WHAT IS BEING ASKED> Each entry is to be retyped exactly as it appears. Leave the images out.

DATASET>
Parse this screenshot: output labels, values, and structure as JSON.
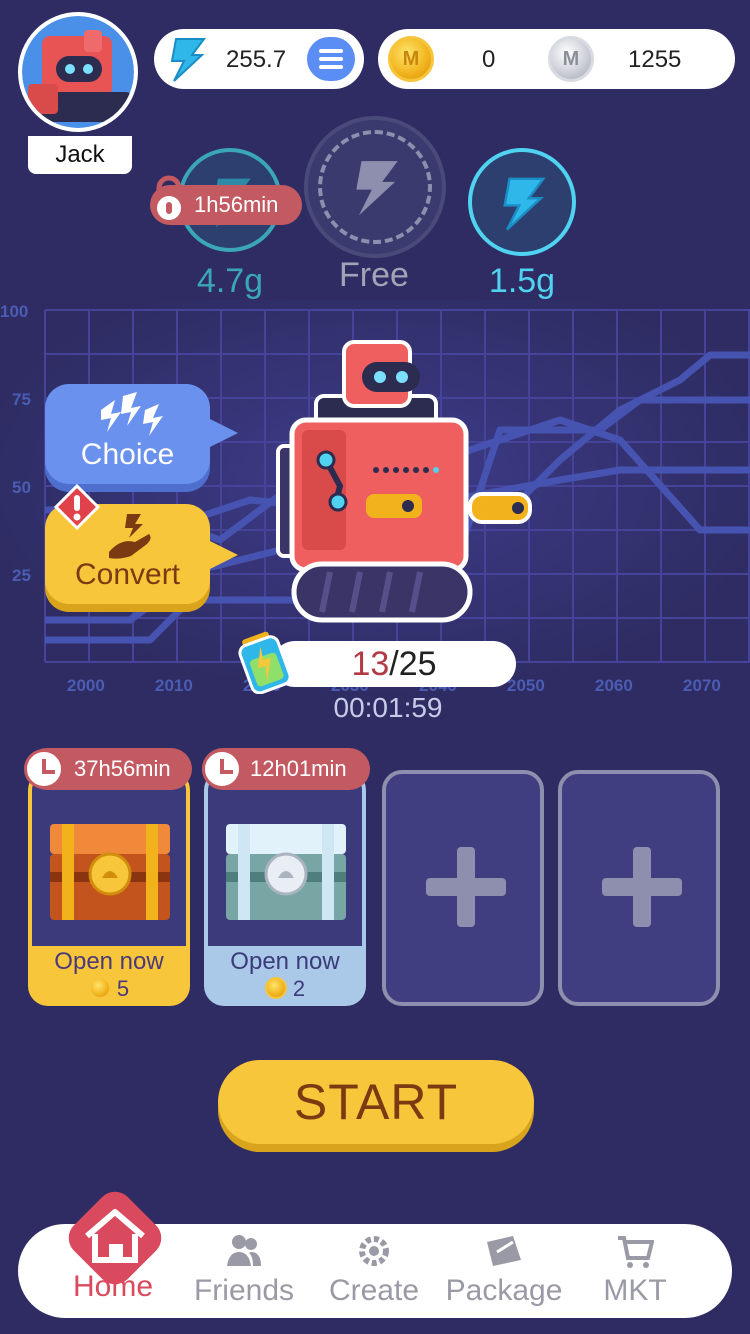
{
  "player": {
    "name": "Jack"
  },
  "resources": {
    "energy": "255.7",
    "gold_coins": "0",
    "silver_coins": "1255"
  },
  "energy_options": [
    {
      "label": "4.7g",
      "locked": true,
      "lock_timer": "1h56min",
      "color": "#3aa6b8"
    },
    {
      "label": "Free",
      "color": "#a3a3b8"
    },
    {
      "label": "1.5g",
      "color": "#4fd3f0"
    }
  ],
  "chart": {
    "y_ticks": [
      "100",
      "75",
      "50",
      "25"
    ],
    "x_ticks": [
      "2000",
      "2010",
      "2020",
      "2030",
      "2040",
      "2050",
      "2060",
      "2070"
    ]
  },
  "actions": {
    "choice_label": "Choice",
    "convert_label": "Convert"
  },
  "battery": {
    "current": "13",
    "max": "/25",
    "timer": "00:01:59"
  },
  "chests": [
    {
      "timer": "37h56min",
      "open_label": "Open now",
      "cost": "5",
      "type": "gold"
    },
    {
      "timer": "12h01min",
      "open_label": "Open now",
      "cost": "2",
      "type": "silver"
    }
  ],
  "start_label": "START",
  "nav": {
    "home": "Home",
    "friends": "Friends",
    "create": "Create",
    "package": "Package",
    "mkt": "MKT"
  },
  "colors": {
    "background": "#2e2c62",
    "accent_yellow": "#f8c63a",
    "accent_red": "#c35a61",
    "accent_blue": "#6b91ef"
  }
}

ANSWER TO THIS EXERCISE>
Parse this screenshot: output labels, values, and structure as JSON.
{
  "player": {
    "name": "Jack"
  },
  "resources": {
    "energy": "255.7",
    "gold_coins": "0",
    "silver_coins": "1255"
  },
  "energy_options": [
    {
      "label": "4.7g",
      "locked": true,
      "lock_timer": "1h56min",
      "color": "#3aa6b8"
    },
    {
      "label": "Free",
      "color": "#a3a3b8"
    },
    {
      "label": "1.5g",
      "color": "#4fd3f0"
    }
  ],
  "chart": {
    "y_ticks": [
      "100",
      "75",
      "50",
      "25"
    ],
    "x_ticks": [
      "2000",
      "2010",
      "2020",
      "2030",
      "2040",
      "2050",
      "2060",
      "2070"
    ]
  },
  "actions": {
    "choice_label": "Choice",
    "convert_label": "Convert"
  },
  "battery": {
    "current": "13",
    "max": "/25",
    "timer": "00:01:59"
  },
  "chests": [
    {
      "timer": "37h56min",
      "open_label": "Open now",
      "cost": "5",
      "type": "gold"
    },
    {
      "timer": "12h01min",
      "open_label": "Open now",
      "cost": "2",
      "type": "silver"
    }
  ],
  "start_label": "START",
  "nav": {
    "home": "Home",
    "friends": "Friends",
    "create": "Create",
    "package": "Package",
    "mkt": "MKT"
  },
  "colors": {
    "background": "#2e2c62",
    "accent_yellow": "#f8c63a",
    "accent_red": "#c35a61",
    "accent_blue": "#6b91ef"
  }
}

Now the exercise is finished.